From 'dead on the road' to healthy and active


On Feb. 22, 2016, Michael Bannon was taking his daily morning bike ride when tragedy struck. Somewhere along his one hour route through Santa Monica, Bannon, now 57, suffered a massive heart attack and was left “dead on the road,” he says.

A passerby found him and started chest compressions; then emergency personnel resuscitated him when they arrived. He was transported to Ronald Reagan UCLA Medical Center, where physicians used hypothermia protocol to place him in a medically induced coma. He woke up three days later, and soon after, underwent a quadruple bypass surgery.

After a successful procedure, performed by Dr. Peyman Benharash, and about 10 days of in-hospital recovery, Bannon was sent home. At a follow-up appointment, cardiologist Dr. Melkon Hacobian referred him to outpatient cardiac rehab—an important step in the recovery process that is clinically shown to improve patient outcomes and quality of life.

Bannon was specifically referred to the Ornish Lifestyle Medicine program, which takes place over the course of nine weeks and is held in twice weekly 4-hour sessions. In each meeting, up to 10 participants complete one hour of supervised exercise and another hour of meditation or yoga. They also listen to a nutrition lecture, have a group meal and talk with their peers in a support group. “It is equal parts exercise, nutrition, love and support, and stress management,” says Bannon, noting that he experienced the benefits of the program right away.

Before his heart attack Bannon says he was healthy, but never “peak healthy.” He went on a daily bike ride, but also knew that he had high cholesterol and did little to address it.

After his heart attack, Bannon made the healthy changes he learned in the Ornish program. When he was told that bypass grafts can fail when people resume bad habits, he saw an incentive to stick with the positive changes. “I told him that if he continues his aggressive lifestyle modifications, he can control this, and prevent disease progression,” Dr. Hacobian says.

Today, Bannon eats a plant-based diet, rides his bike every morning and meditates four times per week.
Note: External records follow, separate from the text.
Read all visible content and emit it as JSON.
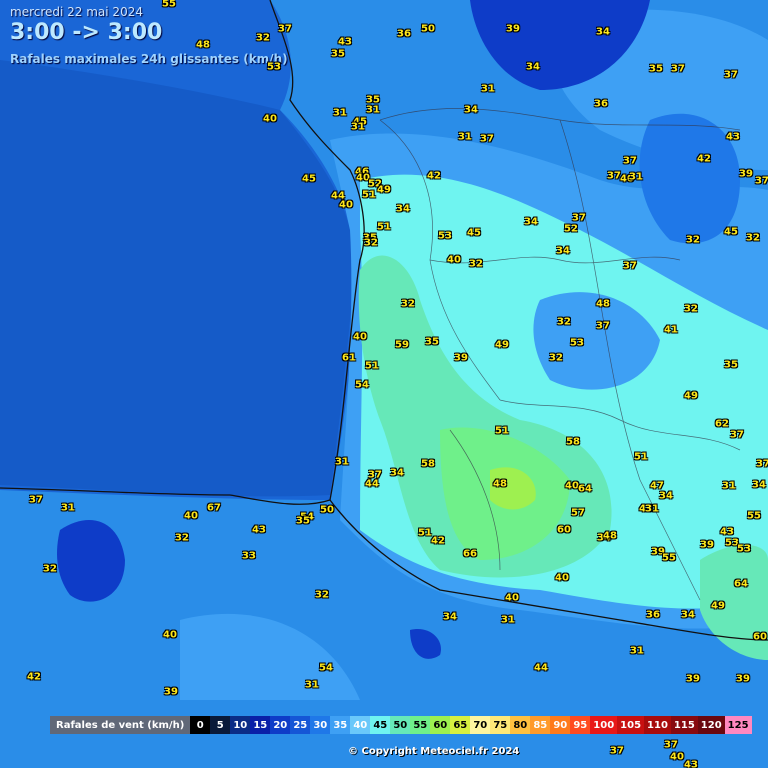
{
  "header": {
    "date": "mercredi 22 mai 2024",
    "time_range": "3:00 -> 3:00",
    "subtitle": "Rafales maximales 24h glissantes (km/h)"
  },
  "legend": {
    "title": "Rafales de vent (km/h)",
    "steps": [
      {
        "label": "0",
        "color": "#000000",
        "text": "#ffffff"
      },
      {
        "label": "5",
        "color": "#0a1a3a",
        "text": "#ffffff"
      },
      {
        "label": "10",
        "color": "#0b2c86",
        "text": "#ffffff"
      },
      {
        "label": "15",
        "color": "#0a1fa8",
        "text": "#ffffff"
      },
      {
        "label": "20",
        "color": "#0e3cc8",
        "text": "#ffffff"
      },
      {
        "label": "25",
        "color": "#1556d6",
        "text": "#ffffff"
      },
      {
        "label": "30",
        "color": "#1f78e8",
        "text": "#ffffff"
      },
      {
        "label": "35",
        "color": "#3ea0f4",
        "text": "#ffffff"
      },
      {
        "label": "40",
        "color": "#6ac8fa",
        "text": "#ffffff"
      },
      {
        "label": "45",
        "color": "#6ff4f0",
        "text": "#000000"
      },
      {
        "label": "50",
        "color": "#66e8b8",
        "text": "#000000"
      },
      {
        "label": "55",
        "color": "#6ff08a",
        "text": "#000000"
      },
      {
        "label": "60",
        "color": "#9ef050",
        "text": "#000000"
      },
      {
        "label": "65",
        "color": "#d8f040",
        "text": "#000000"
      },
      {
        "label": "70",
        "color": "#fff5a0",
        "text": "#000000"
      },
      {
        "label": "75",
        "color": "#ffe878",
        "text": "#000000"
      },
      {
        "label": "80",
        "color": "#ffc040",
        "text": "#000000"
      },
      {
        "label": "85",
        "color": "#ff9a2a",
        "text": "#ffffff"
      },
      {
        "label": "90",
        "color": "#ff7a1a",
        "text": "#ffffff"
      },
      {
        "label": "95",
        "color": "#ff4a20",
        "text": "#ffffff"
      },
      {
        "label": "100",
        "color": "#e81818",
        "text": "#ffffff"
      },
      {
        "label": "105",
        "color": "#c81010",
        "text": "#ffffff"
      },
      {
        "label": "110",
        "color": "#a80c0c",
        "text": "#ffffff"
      },
      {
        "label": "115",
        "color": "#880a10",
        "text": "#ffffff"
      },
      {
        "label": "120",
        "color": "#6a0810",
        "text": "#ffffff"
      },
      {
        "label": "125",
        "color": "#ff88c0",
        "text": "#000000"
      }
    ]
  },
  "copyright": "© Copyright Meteociel.fr 2024",
  "stations": [
    {
      "v": "55"
    },
    {
      "v": "48"
    },
    {
      "v": "32"
    },
    {
      "v": "37"
    },
    {
      "v": "43"
    },
    {
      "v": "35"
    },
    {
      "v": "36"
    },
    {
      "v": "50"
    },
    {
      "v": "39"
    },
    {
      "v": "34"
    },
    {
      "v": "34"
    },
    {
      "v": "35"
    },
    {
      "v": "37"
    },
    {
      "v": "37"
    },
    {
      "v": "53"
    },
    {
      "v": "31"
    },
    {
      "v": "35"
    },
    {
      "v": "31"
    },
    {
      "v": "34"
    },
    {
      "v": "36"
    },
    {
      "v": "40"
    },
    {
      "v": "31"
    },
    {
      "v": "45"
    },
    {
      "v": "31"
    },
    {
      "v": "31"
    },
    {
      "v": "37"
    },
    {
      "v": "43"
    },
    {
      "v": "42"
    },
    {
      "v": "37"
    },
    {
      "v": "37"
    },
    {
      "v": "40"
    },
    {
      "v": "31"
    },
    {
      "v": "39"
    },
    {
      "v": "37"
    },
    {
      "v": "45"
    },
    {
      "v": "46"
    },
    {
      "v": "40"
    },
    {
      "v": "42"
    },
    {
      "v": "52"
    },
    {
      "v": "44"
    },
    {
      "v": "51"
    },
    {
      "v": "49"
    },
    {
      "v": "40"
    },
    {
      "v": "34"
    },
    {
      "v": "34"
    },
    {
      "v": "37"
    },
    {
      "v": "52"
    },
    {
      "v": "32"
    },
    {
      "v": "45"
    },
    {
      "v": "32"
    },
    {
      "v": "51"
    },
    {
      "v": "53"
    },
    {
      "v": "45"
    },
    {
      "v": "35"
    },
    {
      "v": "32"
    },
    {
      "v": "34"
    },
    {
      "v": "40"
    },
    {
      "v": "32"
    },
    {
      "v": "37"
    },
    {
      "v": "32"
    },
    {
      "v": "48"
    },
    {
      "v": "32"
    },
    {
      "v": "37"
    },
    {
      "v": "41"
    },
    {
      "v": "40"
    },
    {
      "v": "59"
    },
    {
      "v": "35"
    },
    {
      "v": "53"
    },
    {
      "v": "61"
    },
    {
      "v": "51"
    },
    {
      "v": "39"
    },
    {
      "v": "49"
    },
    {
      "v": "32"
    },
    {
      "v": "32"
    },
    {
      "v": "35"
    },
    {
      "v": "54"
    },
    {
      "v": "49"
    },
    {
      "v": "51"
    },
    {
      "v": "58"
    },
    {
      "v": "62"
    },
    {
      "v": "37"
    },
    {
      "v": "31"
    },
    {
      "v": "37"
    },
    {
      "v": "34"
    },
    {
      "v": "58"
    },
    {
      "v": "51"
    },
    {
      "v": "44"
    },
    {
      "v": "48"
    },
    {
      "v": "40"
    },
    {
      "v": "64"
    },
    {
      "v": "47"
    },
    {
      "v": "34"
    },
    {
      "v": "31"
    },
    {
      "v": "34"
    },
    {
      "v": "37"
    },
    {
      "v": "37"
    },
    {
      "v": "31"
    },
    {
      "v": "40"
    },
    {
      "v": "67"
    },
    {
      "v": "43"
    },
    {
      "v": "54"
    },
    {
      "v": "50"
    },
    {
      "v": "35"
    },
    {
      "v": "57"
    },
    {
      "v": "43"
    },
    {
      "v": "31"
    },
    {
      "v": "55"
    },
    {
      "v": "43"
    },
    {
      "v": "32"
    },
    {
      "v": "51"
    },
    {
      "v": "42"
    },
    {
      "v": "60"
    },
    {
      "v": "34"
    },
    {
      "v": "48"
    },
    {
      "v": "39"
    },
    {
      "v": "53"
    },
    {
      "v": "33"
    },
    {
      "v": "66"
    },
    {
      "v": "39"
    },
    {
      "v": "55"
    },
    {
      "v": "53"
    },
    {
      "v": "32"
    },
    {
      "v": "40"
    },
    {
      "v": "64"
    },
    {
      "v": "32"
    },
    {
      "v": "40"
    },
    {
      "v": "49"
    },
    {
      "v": "34"
    },
    {
      "v": "31"
    },
    {
      "v": "36"
    },
    {
      "v": "34"
    },
    {
      "v": "40"
    },
    {
      "v": "60"
    },
    {
      "v": "31"
    },
    {
      "v": "44"
    },
    {
      "v": "54"
    },
    {
      "v": "42"
    },
    {
      "v": "39"
    },
    {
      "v": "31"
    },
    {
      "v": "39"
    },
    {
      "v": "39"
    },
    {
      "v": "37"
    },
    {
      "v": "40"
    },
    {
      "v": "43"
    },
    {
      "v": "37"
    }
  ]
}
In the last three years he has lost 30 pounds, reduced his “bad” LDL cholesterol by 62%, and reduced his total cholesterol more than 50%, from 224 to 105 mg/dL.

While this time has been difficult, Bannon says he is thankful for it all. “I wouldn’t wish this experience on anyone,” he says, “but in the end, my heart attack really improved my life.”

More info: The UCLA Ornish Lifestyle Medicine program, located in 100 Medical Plaza, Suite 440, can help you slow, stop or even reverse the progression of coronary artery disease. Find out more by calling 310-794-1800.


This content ran in the Winter 2019 issue of The Checkup, a UCLA Health community newsletter on how to live your healthiest life.